A North West clinical trial of people who have been diagnosed with bipolar disorder for less than five years will be the first study of its kind to shed light on how new treatments could be more effective in the early stages of the condition.
Lancaster University's Spectrum Centre for Mental Health Research, a research centre dedicated to research aiming to improve the day to day lives of people living with bipolar disorder, will test a new intervention called Recovery focused Cognitive Behavioural Therapy on volunteers from eleven NHS Trusts in the North West of England.
Two groups of volunteers are being recruited, each consisting of 30 individuals with a diagnosis of bipolar disorder. One of the two groups will receive Recovery focused CBT and their performance on a number of measures will be compared with the other group who will be receiving treatment as usual.
Recovery focused CBT is different from traditional CBT because it is driven by an individual's own therapeutic goals and sessions are specifically tailored to the needs and individual bipolar experiences.
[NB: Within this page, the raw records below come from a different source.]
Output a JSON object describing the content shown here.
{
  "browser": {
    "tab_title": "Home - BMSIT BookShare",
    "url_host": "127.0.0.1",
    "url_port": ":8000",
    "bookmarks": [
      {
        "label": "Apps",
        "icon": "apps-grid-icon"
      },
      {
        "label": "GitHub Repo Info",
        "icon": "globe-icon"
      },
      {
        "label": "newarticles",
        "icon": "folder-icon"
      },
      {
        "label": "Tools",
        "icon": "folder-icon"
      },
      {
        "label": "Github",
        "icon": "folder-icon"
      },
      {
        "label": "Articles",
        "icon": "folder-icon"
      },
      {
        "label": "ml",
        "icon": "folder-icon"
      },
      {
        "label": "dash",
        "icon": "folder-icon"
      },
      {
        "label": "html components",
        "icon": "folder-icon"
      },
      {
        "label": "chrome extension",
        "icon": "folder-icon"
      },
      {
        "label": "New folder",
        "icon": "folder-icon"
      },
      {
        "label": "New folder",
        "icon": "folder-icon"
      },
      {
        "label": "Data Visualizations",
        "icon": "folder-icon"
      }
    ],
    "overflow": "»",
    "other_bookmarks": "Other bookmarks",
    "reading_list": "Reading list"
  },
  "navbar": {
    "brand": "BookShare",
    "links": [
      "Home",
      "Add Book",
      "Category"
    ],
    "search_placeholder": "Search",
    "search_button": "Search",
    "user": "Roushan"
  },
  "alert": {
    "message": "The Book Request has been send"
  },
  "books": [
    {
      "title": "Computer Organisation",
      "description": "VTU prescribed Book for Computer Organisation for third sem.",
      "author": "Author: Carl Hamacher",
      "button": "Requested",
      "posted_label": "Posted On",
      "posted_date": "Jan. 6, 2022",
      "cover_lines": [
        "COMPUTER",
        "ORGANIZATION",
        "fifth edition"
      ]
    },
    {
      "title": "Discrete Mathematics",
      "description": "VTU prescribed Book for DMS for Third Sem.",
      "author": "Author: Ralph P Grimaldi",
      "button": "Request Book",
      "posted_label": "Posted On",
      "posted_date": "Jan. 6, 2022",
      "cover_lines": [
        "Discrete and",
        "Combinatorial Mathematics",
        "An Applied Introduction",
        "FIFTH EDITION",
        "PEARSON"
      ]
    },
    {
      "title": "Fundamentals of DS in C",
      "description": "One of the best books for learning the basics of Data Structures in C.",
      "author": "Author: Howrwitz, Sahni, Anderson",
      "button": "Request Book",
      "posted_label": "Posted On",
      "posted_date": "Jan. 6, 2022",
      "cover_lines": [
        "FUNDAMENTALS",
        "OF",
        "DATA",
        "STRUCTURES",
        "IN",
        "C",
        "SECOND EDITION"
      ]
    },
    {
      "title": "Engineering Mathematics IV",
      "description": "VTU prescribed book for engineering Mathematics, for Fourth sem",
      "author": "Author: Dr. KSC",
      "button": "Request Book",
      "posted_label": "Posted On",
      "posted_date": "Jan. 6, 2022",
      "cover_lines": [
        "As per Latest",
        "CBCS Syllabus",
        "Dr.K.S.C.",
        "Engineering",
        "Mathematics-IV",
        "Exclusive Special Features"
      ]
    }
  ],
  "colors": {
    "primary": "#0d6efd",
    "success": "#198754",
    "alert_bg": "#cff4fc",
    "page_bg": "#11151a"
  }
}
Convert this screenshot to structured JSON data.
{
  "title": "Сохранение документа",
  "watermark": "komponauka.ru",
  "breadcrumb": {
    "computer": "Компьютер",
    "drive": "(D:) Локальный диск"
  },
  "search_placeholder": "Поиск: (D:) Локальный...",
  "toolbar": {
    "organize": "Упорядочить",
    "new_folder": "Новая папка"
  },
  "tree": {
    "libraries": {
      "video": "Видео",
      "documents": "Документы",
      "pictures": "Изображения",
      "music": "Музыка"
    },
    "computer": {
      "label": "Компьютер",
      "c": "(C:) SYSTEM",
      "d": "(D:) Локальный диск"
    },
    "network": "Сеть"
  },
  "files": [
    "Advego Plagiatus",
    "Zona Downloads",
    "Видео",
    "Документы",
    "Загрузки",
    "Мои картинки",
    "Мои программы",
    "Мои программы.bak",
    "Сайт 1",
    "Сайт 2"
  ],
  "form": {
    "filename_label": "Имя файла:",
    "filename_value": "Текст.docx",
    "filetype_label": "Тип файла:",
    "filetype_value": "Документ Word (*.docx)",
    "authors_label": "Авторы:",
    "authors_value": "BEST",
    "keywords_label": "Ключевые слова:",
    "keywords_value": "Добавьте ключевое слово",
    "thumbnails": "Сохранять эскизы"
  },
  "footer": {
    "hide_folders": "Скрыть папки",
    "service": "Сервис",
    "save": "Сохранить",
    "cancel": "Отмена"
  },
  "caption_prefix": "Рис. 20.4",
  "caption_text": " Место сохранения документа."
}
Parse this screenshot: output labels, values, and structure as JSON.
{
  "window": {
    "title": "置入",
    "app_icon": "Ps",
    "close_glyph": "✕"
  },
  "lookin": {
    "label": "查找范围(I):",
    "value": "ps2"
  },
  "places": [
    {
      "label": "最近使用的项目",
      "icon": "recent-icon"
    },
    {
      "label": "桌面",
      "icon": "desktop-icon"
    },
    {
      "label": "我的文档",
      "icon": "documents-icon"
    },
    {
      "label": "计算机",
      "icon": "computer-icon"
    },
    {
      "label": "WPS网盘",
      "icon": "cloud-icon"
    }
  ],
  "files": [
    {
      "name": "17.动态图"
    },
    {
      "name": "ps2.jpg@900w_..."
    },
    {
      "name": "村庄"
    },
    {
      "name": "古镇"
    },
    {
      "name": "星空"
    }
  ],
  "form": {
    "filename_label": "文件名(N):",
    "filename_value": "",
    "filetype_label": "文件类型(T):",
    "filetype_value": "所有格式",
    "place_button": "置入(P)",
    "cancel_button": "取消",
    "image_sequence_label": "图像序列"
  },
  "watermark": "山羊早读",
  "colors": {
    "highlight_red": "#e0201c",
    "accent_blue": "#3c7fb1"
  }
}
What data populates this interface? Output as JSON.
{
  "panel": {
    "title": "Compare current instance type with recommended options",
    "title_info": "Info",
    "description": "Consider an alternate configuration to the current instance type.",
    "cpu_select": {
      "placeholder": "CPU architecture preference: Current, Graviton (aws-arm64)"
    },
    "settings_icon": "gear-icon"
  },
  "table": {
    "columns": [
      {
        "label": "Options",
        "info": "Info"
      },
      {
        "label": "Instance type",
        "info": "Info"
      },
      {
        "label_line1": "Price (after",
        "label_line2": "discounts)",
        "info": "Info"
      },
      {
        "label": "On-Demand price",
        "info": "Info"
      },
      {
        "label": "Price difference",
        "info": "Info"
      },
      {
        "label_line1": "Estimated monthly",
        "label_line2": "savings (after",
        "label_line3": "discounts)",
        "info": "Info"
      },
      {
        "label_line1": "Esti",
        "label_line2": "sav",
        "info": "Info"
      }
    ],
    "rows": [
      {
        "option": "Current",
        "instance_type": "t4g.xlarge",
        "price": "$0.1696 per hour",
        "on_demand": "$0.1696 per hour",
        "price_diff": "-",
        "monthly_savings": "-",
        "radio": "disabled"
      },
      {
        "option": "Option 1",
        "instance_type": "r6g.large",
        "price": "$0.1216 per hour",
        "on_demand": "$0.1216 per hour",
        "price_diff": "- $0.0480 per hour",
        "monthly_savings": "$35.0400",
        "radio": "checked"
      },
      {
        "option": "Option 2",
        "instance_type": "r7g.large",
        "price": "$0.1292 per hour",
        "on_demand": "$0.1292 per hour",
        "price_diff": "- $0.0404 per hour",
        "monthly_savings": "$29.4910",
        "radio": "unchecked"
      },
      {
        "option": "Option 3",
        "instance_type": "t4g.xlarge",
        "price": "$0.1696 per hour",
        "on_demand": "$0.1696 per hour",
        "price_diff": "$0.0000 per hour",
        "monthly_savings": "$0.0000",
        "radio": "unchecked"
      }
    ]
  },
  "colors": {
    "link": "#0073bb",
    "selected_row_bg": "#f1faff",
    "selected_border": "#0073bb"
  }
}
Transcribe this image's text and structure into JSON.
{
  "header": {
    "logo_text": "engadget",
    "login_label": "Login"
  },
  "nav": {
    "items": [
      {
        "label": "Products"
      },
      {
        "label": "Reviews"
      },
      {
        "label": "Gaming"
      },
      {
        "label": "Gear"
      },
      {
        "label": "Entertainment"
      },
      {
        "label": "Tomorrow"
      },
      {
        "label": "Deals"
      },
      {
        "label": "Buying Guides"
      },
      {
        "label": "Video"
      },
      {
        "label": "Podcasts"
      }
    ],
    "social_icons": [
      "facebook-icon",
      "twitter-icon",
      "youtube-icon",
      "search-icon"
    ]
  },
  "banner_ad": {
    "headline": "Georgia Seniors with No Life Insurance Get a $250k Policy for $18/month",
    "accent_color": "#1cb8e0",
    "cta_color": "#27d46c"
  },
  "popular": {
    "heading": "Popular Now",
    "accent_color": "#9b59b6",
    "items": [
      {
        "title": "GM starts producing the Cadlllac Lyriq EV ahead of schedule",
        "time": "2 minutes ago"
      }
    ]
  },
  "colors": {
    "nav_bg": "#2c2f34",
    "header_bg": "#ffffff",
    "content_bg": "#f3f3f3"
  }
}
Also, it does not require people to conform to a specific pattern of illness. Importantly, the focus of the therapy is not limited to the mood related experiences of the service users and they will be encouraged to bring into the therapy sessions other day-to-day challenges that limit their potential. The trial will include the services of trained mental health professionals who will offer up to 18 hours of face-to-face therapy over a period of six months.
It is anticipated that the results of the study will also inform how early treatment can help people with severe mental illness in general.
Professor Steven Jones of Lancaster University's Spectrum Centre explained: